August 11, 2018 By Jaime Marie Charlotte
The non-so novelty mixture between Pop Art and Gender Positivity.
For Pop Art designers and other visual creatives working in the digital realm, change is constant, and being prepared for what’s coming next is a must.
While the tools we use evolve ever more rapidly, so do tastes and the needs of clients. We asked some experts and creatives in a variety of disciplines to think about the coming year and tell us what trends they are planning for, expecting, and excited to see emerge.
In Pop Art, Visual arts Gender Positivity is the new trend.
Part of the “Come As You Are”movement, gender Positivity is the attitude about positive gender inclusivity within society, regarding new approaches to gender equality and general awareness around Transgender, non-binary and queer identities.
In all of this we see a move away from binary assumptions about gender. A move evolving into a broader Gender Positivity Pop Art production.
Regarding the Gender Positivity in Pop Art, co-president of ICON (Illustration Conference) Len Small declared to Adobe Creative Magazine:
“Over the past few years, audiences have been challenged on assumptions of gender as a binary identity,” he says. “This will start to reflect in how artists depict figures in illustration and photography, spinning off assumptions of cis-gendered portraiture. David Bowie would be proud.”
Len Small sees a convergence of politics and compassion: “Now that the shock of the changing political field is wearing off, we are likely to see more reactions of anger and frustration. I am eager to watch how artists might use digital platforms for protest art and graphics. I was fortunate to see Milton Glaser speak at Cooper Union toward the end of last year; he talked about how one of the greatest weapons we have against a bullish political climate is compassion, caring, and understanding. A kind pen is a mighty sword.”

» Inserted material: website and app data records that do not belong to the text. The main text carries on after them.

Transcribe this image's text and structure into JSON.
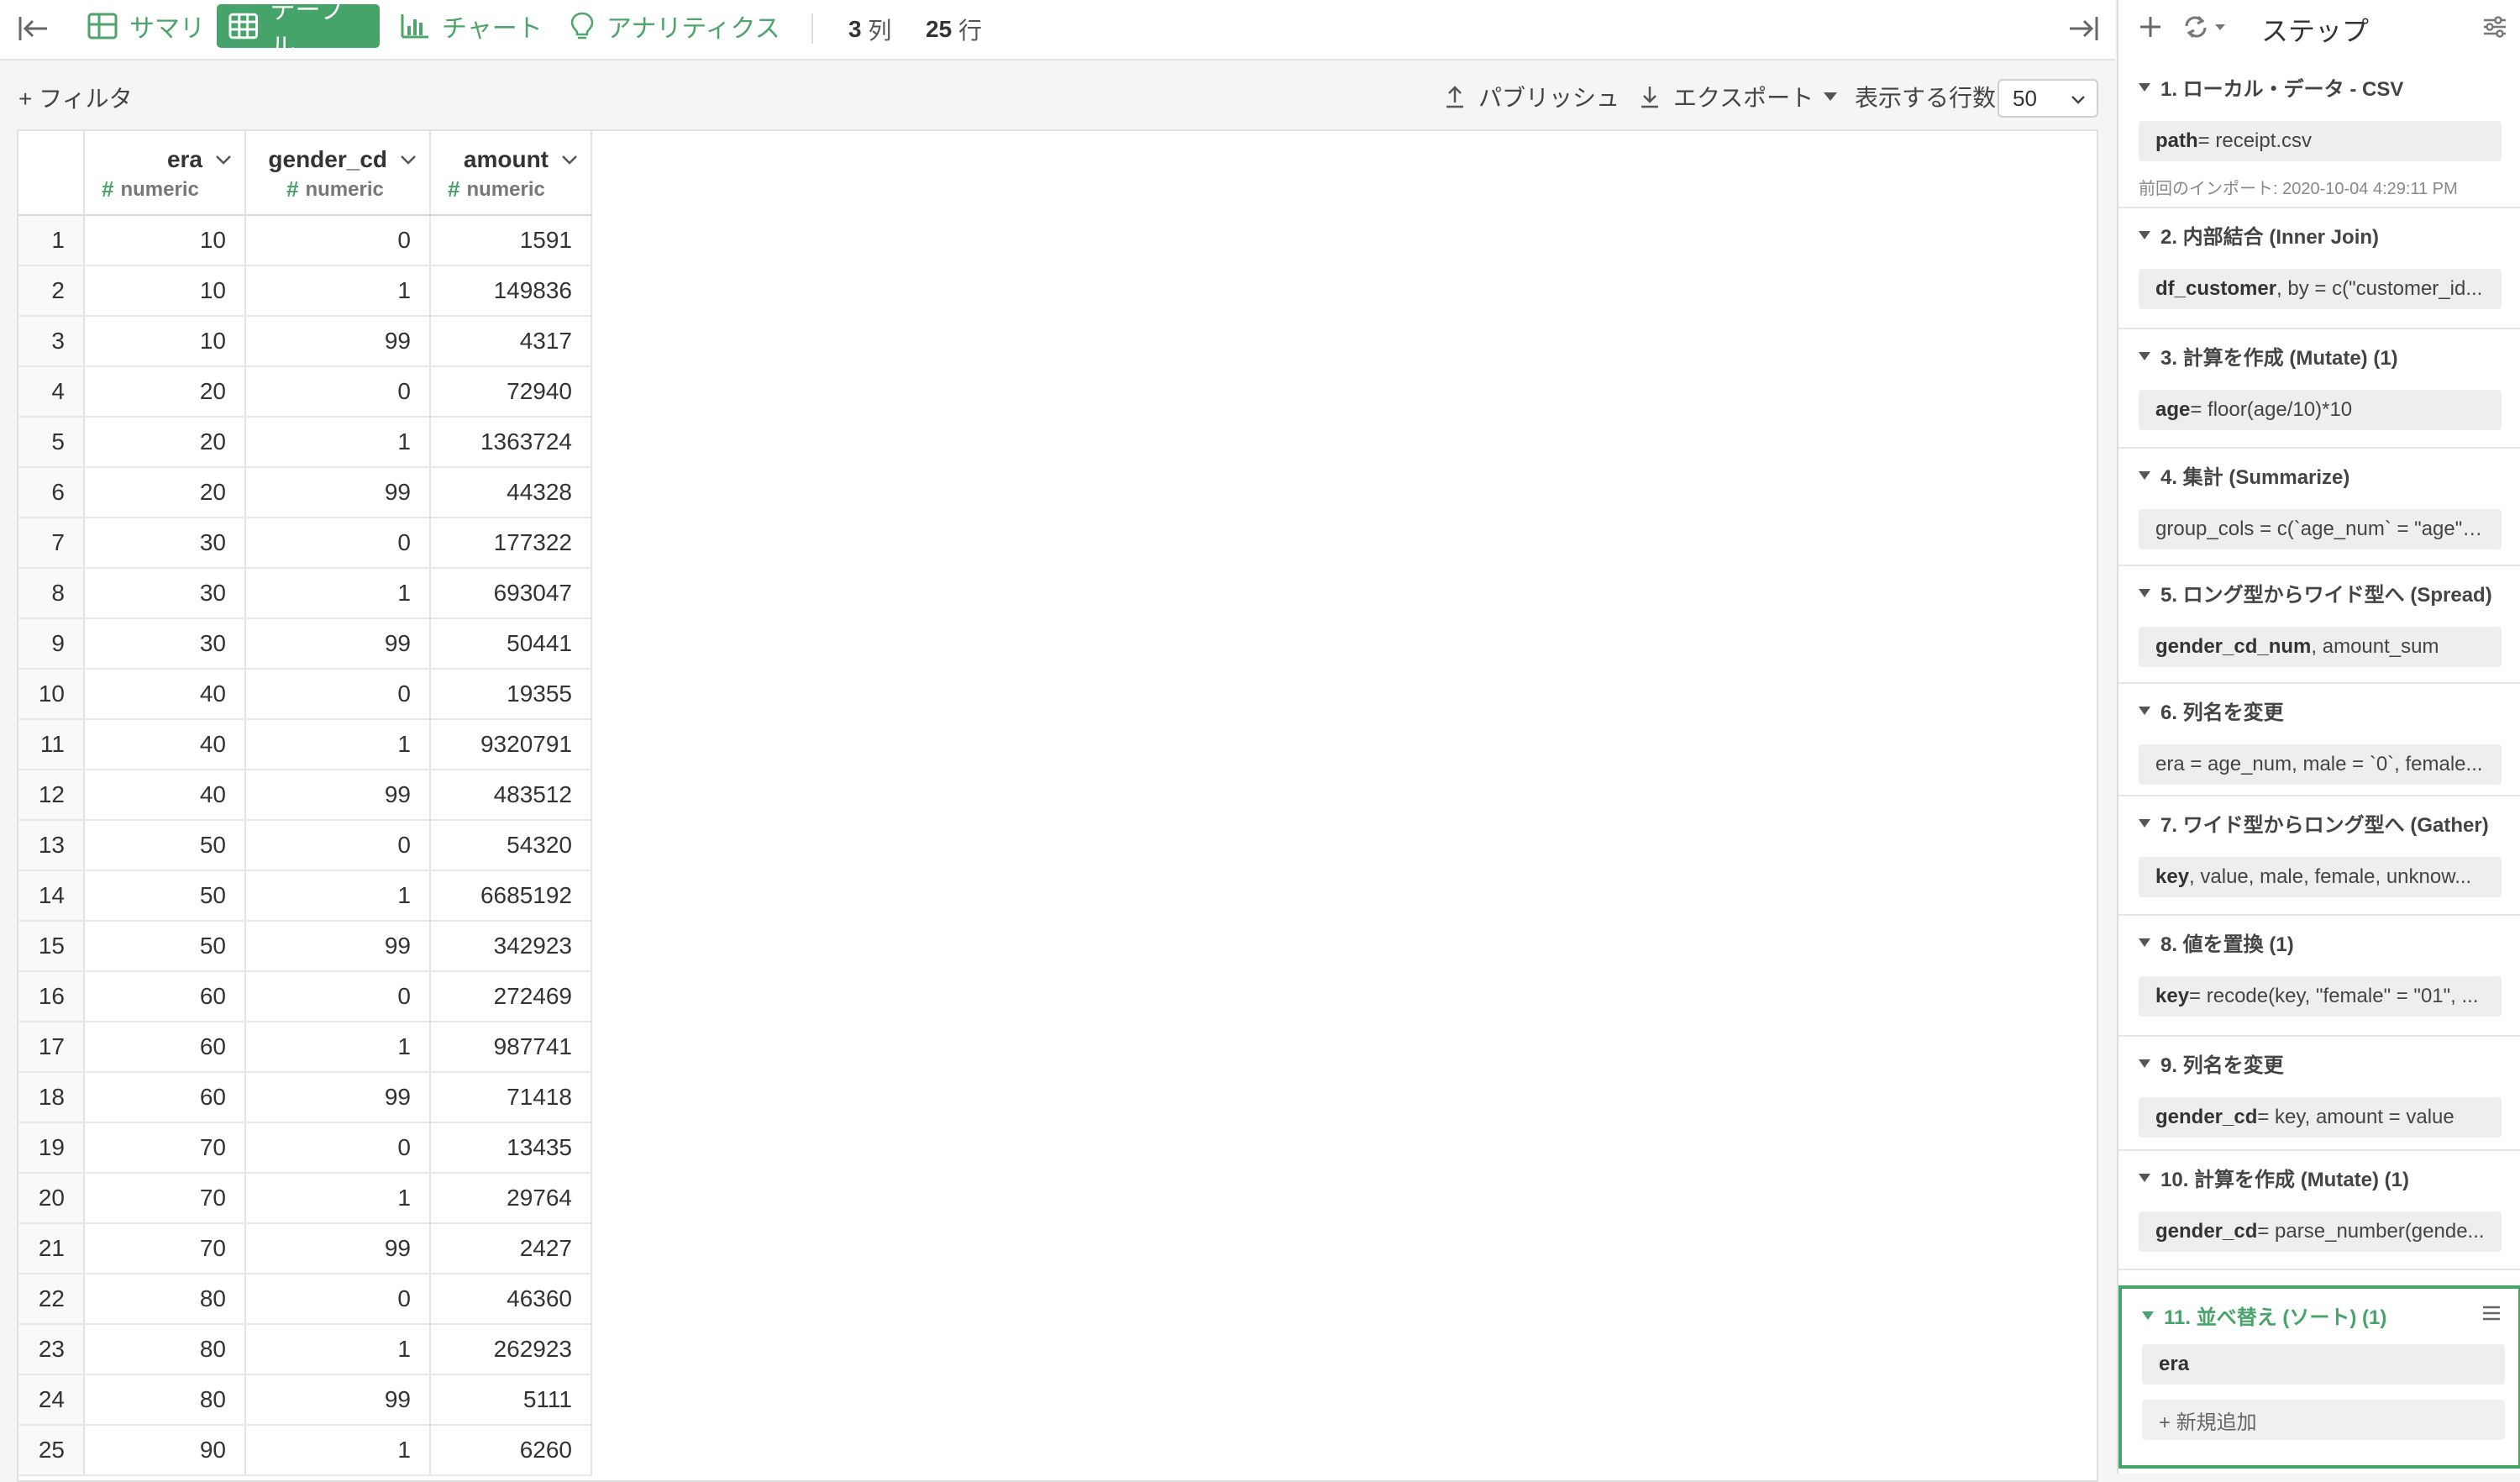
{
  "tabs": [
    {
      "label": "サマリ",
      "icon": "summary-grid-icon"
    },
    {
      "label": "テーブル",
      "icon": "table-icon"
    },
    {
      "label": "チャート",
      "icon": "chart-bar-icon"
    },
    {
      "label": "アナリティクス",
      "icon": "lightbulb-icon"
    }
  ],
  "counts": {
    "cols": "3",
    "cols_unit": "列",
    "rows": "25",
    "rows_unit": "行"
  },
  "toolbar": {
    "filter_label": "+ フィルタ",
    "publish_label": "パブリッシュ",
    "export_label": "エクスポート",
    "rows_label": "表示する行数",
    "rows_value": "50"
  },
  "table": {
    "columns": [
      {
        "name": "era",
        "type": "numeric"
      },
      {
        "name": "gender_cd",
        "type": "numeric"
      },
      {
        "name": "amount",
        "type": "numeric"
      }
    ],
    "type_symbol": "#",
    "rows": [
      [
        "1",
        "10",
        "0",
        "1591"
      ],
      [
        "2",
        "10",
        "1",
        "149836"
      ],
      [
        "3",
        "10",
        "99",
        "4317"
      ],
      [
        "4",
        "20",
        "0",
        "72940"
      ],
      [
        "5",
        "20",
        "1",
        "1363724"
      ],
      [
        "6",
        "20",
        "99",
        "44328"
      ],
      [
        "7",
        "30",
        "0",
        "177322"
      ],
      [
        "8",
        "30",
        "1",
        "693047"
      ],
      [
        "9",
        "30",
        "99",
        "50441"
      ],
      [
        "10",
        "40",
        "0",
        "19355"
      ],
      [
        "11",
        "40",
        "1",
        "9320791"
      ],
      [
        "12",
        "40",
        "99",
        "483512"
      ],
      [
        "13",
        "50",
        "0",
        "54320"
      ],
      [
        "14",
        "50",
        "1",
        "6685192"
      ],
      [
        "15",
        "50",
        "99",
        "342923"
      ],
      [
        "16",
        "60",
        "0",
        "272469"
      ],
      [
        "17",
        "60",
        "1",
        "987741"
      ],
      [
        "18",
        "60",
        "99",
        "71418"
      ],
      [
        "19",
        "70",
        "0",
        "13435"
      ],
      [
        "20",
        "70",
        "1",
        "29764"
      ],
      [
        "21",
        "70",
        "99",
        "2427"
      ],
      [
        "22",
        "80",
        "0",
        "46360"
      ],
      [
        "23",
        "80",
        "1",
        "262923"
      ],
      [
        "24",
        "80",
        "99",
        "5111"
      ],
      [
        "25",
        "90",
        "1",
        "6260"
      ]
    ]
  },
  "steps_panel": {
    "title": "ステップ",
    "steps": [
      {
        "title": "1. ローカル・データ - CSV",
        "bold": "path",
        "rest": " = receipt.csv",
        "note": "前回のインポート: 2020-10-04 4:29:11 PM"
      },
      {
        "title": "2. 内部結合 (Inner Join)",
        "bold": "df_customer",
        "rest": ", by = c(\"customer_id..."
      },
      {
        "title": "3. 計算を作成 (Mutate) (1)",
        "bold": "age",
        "rest": " = floor(age/10)*10"
      },
      {
        "title": "4. 集計 (Summarize)",
        "bold": "",
        "rest": "group_cols = c(`age_num` = \"age\", `..."
      },
      {
        "title": "5. ロング型からワイド型へ (Spread)",
        "bold": "gender_cd_num",
        "rest": ", amount_sum"
      },
      {
        "title": "6. 列名を変更",
        "bold": "",
        "rest": "era = age_num, male = `0`, female..."
      },
      {
        "title": "7. ワイド型からロング型へ (Gather)",
        "bold": "key",
        "rest": ", value, male, female, unknow..."
      },
      {
        "title": "8. 値を置換 (1)",
        "bold": "key",
        "rest": " = recode(key, \"female\" = \"01\", ..."
      },
      {
        "title": "9. 列名を変更",
        "bold": "gender_cd",
        "rest": " = key, amount = value"
      },
      {
        "title": "10. 計算を作成 (Mutate) (1)",
        "bold": "gender_cd",
        "rest": " = parse_number(gende..."
      },
      {
        "title": "11. 並べ替え (ソート) (1)",
        "bold": "era",
        "rest": "",
        "add_label": "+ 新規追加"
      }
    ]
  },
  "colors": {
    "accent": "#46a46a",
    "background": "#f5f5f5"
  }
}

Marlena Torzecka, of the illustration agency Marlena Agency, is seeing more demand for GIFs: “We get assignments, even for newspapers like the Wall Street Journal or New York Times, where artists are asked either to do their own GIF from an illustration or somebody inside the paper does GIF from the illustration. The overall trend is more animations and videos on the Internet.”
Source: ADOBE CREATE MAGAZINE
Picture by: leilei liu and One Day at a Time Wiki Fandom